Spitzer’s Vision

History Wire reviews Spoiling for a Fight — The Rise of Eliot Spitzer. Noting he is only 47 year old, and has many election cycles to possibly run for President, they consider the possibility of Spitzer as President:

So the question becomes, would such a development be good for America? Spitzer’s remarkable career has been marked by outsized ambition. But while biographer Brooke A. Masters hasn’t given her heart completely to her subject, she contends that Spitzer doesn’t forge his public campaigns against business and labor to become famous. “Rather,” she says, “he wants to implement his vision for improving the world — from the stock market to New York State government and beyond. It makes him extremely attractive to his staff and to potential voters because he burns with a palpable desire to reform the world. It also scares the heck out of people who don’t share his views because he won’t be easy to divert or defeat.”

Many crusading prosecutors and attorneys general have a king-of-the-mountain desire to topple the powerful from their thrones. Characteristically, Spitzer’s goes farther. Not only does he crusade against the excesses of big business and big labor, but the settlements he forges with such entities are often drawn to entirely recast the structure and operation of those industries, such as he did in 2003 when his $1.4 billion settlement with 10 investment banks revamped the way the banks provided stock research. In so doing, Spitzer realized that structure is key to operation — that to get an industry to pay a big fine for a transgression is only a temporary solution, that a deficient structure is likely to lead to repeat offenses.

No one can accurately predict the next two or three decades of Spitzer’s career. But it’s almost certain that during it, Spitzer will shake up the world or die trying.

Related Story: Spitzer’s Message

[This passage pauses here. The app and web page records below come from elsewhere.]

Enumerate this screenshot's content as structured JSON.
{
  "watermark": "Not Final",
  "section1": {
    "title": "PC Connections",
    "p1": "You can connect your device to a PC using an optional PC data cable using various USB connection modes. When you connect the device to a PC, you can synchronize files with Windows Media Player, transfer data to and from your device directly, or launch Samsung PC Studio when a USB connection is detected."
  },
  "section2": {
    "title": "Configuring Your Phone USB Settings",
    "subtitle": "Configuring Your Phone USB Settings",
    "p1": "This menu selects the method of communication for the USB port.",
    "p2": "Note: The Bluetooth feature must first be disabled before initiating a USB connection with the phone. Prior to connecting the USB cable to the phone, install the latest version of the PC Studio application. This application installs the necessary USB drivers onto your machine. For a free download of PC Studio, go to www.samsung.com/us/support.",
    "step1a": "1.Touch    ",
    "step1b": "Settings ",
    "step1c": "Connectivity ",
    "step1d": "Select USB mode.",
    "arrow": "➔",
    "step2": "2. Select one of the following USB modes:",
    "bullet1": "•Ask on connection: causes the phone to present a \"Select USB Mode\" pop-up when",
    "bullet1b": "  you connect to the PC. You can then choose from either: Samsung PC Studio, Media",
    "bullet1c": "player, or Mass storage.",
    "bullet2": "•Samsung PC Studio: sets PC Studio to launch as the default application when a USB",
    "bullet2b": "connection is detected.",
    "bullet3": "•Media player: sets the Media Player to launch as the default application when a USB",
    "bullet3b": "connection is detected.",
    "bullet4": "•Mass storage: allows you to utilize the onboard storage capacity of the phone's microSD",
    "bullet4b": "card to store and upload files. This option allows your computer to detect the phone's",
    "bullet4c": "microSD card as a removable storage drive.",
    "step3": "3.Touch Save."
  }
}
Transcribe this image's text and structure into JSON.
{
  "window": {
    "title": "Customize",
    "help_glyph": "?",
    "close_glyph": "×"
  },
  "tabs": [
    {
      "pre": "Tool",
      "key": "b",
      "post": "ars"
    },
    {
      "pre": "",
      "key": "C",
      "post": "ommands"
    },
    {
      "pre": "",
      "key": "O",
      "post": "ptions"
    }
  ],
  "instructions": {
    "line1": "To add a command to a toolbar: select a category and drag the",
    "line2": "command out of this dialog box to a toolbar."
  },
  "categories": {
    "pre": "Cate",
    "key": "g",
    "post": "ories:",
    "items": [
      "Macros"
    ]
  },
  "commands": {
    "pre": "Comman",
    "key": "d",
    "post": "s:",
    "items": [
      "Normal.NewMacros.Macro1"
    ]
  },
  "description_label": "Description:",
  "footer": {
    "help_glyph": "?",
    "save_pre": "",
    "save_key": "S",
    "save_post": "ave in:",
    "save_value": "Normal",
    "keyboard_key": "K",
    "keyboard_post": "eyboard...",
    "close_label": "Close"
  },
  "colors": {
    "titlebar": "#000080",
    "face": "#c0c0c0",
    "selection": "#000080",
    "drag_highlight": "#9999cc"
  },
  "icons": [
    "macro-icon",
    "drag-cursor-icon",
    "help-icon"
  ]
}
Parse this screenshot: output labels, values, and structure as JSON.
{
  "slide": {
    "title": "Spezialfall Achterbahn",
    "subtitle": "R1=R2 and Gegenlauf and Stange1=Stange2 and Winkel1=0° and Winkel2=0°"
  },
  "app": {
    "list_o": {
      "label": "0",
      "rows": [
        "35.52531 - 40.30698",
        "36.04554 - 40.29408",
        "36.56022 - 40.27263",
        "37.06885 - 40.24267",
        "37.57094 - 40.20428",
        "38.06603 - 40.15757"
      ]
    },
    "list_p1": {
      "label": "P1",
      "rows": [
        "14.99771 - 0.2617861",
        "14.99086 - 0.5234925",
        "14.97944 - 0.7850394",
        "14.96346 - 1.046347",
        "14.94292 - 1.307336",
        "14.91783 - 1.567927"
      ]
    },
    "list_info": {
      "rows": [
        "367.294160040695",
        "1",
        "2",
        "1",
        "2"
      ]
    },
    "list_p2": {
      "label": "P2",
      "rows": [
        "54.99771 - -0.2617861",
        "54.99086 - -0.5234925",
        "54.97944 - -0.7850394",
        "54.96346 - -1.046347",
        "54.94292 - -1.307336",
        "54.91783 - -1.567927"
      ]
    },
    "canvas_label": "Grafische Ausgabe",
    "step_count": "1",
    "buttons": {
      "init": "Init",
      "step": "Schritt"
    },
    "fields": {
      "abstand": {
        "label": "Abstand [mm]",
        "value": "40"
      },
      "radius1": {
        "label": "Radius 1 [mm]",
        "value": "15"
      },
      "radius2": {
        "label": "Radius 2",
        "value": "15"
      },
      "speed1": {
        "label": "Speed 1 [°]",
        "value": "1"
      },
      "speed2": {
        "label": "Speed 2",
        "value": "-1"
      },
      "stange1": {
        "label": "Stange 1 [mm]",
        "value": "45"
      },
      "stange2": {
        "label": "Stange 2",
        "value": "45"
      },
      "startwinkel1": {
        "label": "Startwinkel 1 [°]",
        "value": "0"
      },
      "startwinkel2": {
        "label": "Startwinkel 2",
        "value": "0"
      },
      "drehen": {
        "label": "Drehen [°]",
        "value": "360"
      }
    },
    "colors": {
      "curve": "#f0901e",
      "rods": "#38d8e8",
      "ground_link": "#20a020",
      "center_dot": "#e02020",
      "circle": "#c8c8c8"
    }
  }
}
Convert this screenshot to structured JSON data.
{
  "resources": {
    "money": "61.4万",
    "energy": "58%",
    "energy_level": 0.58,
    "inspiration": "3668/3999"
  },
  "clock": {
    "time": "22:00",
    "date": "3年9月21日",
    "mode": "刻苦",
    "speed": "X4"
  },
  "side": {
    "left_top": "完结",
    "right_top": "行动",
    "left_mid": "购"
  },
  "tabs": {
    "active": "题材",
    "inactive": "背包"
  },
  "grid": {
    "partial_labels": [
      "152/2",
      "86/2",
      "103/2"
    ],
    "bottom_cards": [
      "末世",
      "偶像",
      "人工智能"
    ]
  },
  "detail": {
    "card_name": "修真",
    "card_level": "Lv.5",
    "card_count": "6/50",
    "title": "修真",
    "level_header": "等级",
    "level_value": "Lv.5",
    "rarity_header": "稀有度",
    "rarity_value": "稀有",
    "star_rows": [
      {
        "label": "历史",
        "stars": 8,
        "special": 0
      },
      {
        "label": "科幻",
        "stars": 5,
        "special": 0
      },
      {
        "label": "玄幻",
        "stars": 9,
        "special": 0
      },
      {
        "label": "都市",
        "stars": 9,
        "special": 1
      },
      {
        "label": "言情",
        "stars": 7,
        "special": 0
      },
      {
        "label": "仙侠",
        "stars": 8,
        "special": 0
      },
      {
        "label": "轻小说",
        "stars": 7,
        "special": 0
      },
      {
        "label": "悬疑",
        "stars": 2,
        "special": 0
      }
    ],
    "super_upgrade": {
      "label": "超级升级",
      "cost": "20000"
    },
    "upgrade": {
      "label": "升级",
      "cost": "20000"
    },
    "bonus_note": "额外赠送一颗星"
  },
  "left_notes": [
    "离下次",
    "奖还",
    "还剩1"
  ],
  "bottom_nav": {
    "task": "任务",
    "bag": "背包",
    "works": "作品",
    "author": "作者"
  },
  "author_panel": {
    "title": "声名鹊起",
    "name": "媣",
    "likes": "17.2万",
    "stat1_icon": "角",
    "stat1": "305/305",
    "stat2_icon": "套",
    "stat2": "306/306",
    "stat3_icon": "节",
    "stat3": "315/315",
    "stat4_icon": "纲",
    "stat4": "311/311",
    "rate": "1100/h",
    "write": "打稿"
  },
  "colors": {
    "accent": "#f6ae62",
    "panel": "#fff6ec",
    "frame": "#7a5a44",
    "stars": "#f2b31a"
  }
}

Spitzer’s Message

I’ve often been impressed with the way Elliot Spitzer gets out his message. For example, see his article Capitalism With A Democratic Face. (Also available in the Kerry Reference Library.) Spitzer takes on the sterotype of liberals spread by the right wing as opponents of capitalism, concluding with:

By taking up the mantle of efficient, forward-looking, and market-oriented government action, Democrats can move from being a party that simply opposes Bush’s tainted version of laissez-faire to one that advocates for the progress that comes with real market freedom. It is a powerful argument, a true argument, and it is ours for the making.

Now that he is running for Governor of New York, Spitzer is showing the same skill in getting out the right message. Check out these ads. Really, these are ads which are worth looking at. Kos didn’t believe a political ad firm could have made commercials this good, so he did some digging about who made them:

The ads are written by screenwriter, Madison Avenue maven, and political novice Jimmy Siegel and produced by Moxie Pictures. Siegel worked until recently at the legendary firm BBDO. He put together the Super Bowl Visa ad with Bob Dole and the “Yo, Yao” ads with Yao Ming.

Democrats have wondered how they can counter the right wing noise machine without copying their deceit and hatred. Eliot Spitzer may have found the way.